---------- PROVIDED RECORDS

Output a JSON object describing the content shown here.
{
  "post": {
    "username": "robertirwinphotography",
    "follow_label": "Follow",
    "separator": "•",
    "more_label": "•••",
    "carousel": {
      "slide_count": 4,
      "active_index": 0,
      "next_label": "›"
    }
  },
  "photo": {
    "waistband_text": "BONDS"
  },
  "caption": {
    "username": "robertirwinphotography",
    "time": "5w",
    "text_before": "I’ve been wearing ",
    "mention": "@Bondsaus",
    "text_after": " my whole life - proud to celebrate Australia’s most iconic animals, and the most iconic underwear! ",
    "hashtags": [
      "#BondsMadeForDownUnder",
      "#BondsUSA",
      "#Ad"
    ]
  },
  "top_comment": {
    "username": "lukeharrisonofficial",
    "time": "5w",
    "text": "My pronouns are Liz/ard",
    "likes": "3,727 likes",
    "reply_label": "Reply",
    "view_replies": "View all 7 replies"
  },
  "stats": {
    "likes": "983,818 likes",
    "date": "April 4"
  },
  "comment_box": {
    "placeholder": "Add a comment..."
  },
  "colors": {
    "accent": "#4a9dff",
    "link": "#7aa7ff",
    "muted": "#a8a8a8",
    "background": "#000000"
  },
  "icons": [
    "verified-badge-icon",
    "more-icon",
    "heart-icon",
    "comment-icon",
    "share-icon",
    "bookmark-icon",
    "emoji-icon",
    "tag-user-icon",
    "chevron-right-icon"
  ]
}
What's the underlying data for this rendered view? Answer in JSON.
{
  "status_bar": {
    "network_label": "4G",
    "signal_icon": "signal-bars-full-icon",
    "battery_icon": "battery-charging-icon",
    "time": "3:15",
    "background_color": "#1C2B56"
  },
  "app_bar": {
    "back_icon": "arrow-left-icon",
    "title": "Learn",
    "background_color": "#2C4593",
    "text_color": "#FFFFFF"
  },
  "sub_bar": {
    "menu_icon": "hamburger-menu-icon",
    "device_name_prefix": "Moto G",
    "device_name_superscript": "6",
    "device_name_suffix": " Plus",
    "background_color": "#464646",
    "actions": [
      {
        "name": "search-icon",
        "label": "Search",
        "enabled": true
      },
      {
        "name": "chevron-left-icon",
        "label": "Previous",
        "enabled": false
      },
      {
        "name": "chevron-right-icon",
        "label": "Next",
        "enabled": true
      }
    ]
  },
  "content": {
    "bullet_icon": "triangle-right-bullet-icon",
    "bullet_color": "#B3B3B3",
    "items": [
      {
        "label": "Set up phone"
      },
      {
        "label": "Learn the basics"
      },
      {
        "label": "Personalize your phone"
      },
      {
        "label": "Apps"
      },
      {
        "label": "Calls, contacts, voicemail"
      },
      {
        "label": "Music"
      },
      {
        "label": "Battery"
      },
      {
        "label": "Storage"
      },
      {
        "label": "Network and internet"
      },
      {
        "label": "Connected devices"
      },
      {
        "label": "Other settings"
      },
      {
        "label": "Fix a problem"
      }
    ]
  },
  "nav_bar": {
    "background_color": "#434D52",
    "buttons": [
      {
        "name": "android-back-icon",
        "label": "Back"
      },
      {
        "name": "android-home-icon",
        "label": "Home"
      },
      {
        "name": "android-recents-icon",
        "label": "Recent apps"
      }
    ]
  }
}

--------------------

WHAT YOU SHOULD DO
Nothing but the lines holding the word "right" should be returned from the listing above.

EXERCISE RESULT
    "chevron-right-icon"
        "name": "chevron-right-icon",
    "bullet_icon": "triangle-right-bullet-icon",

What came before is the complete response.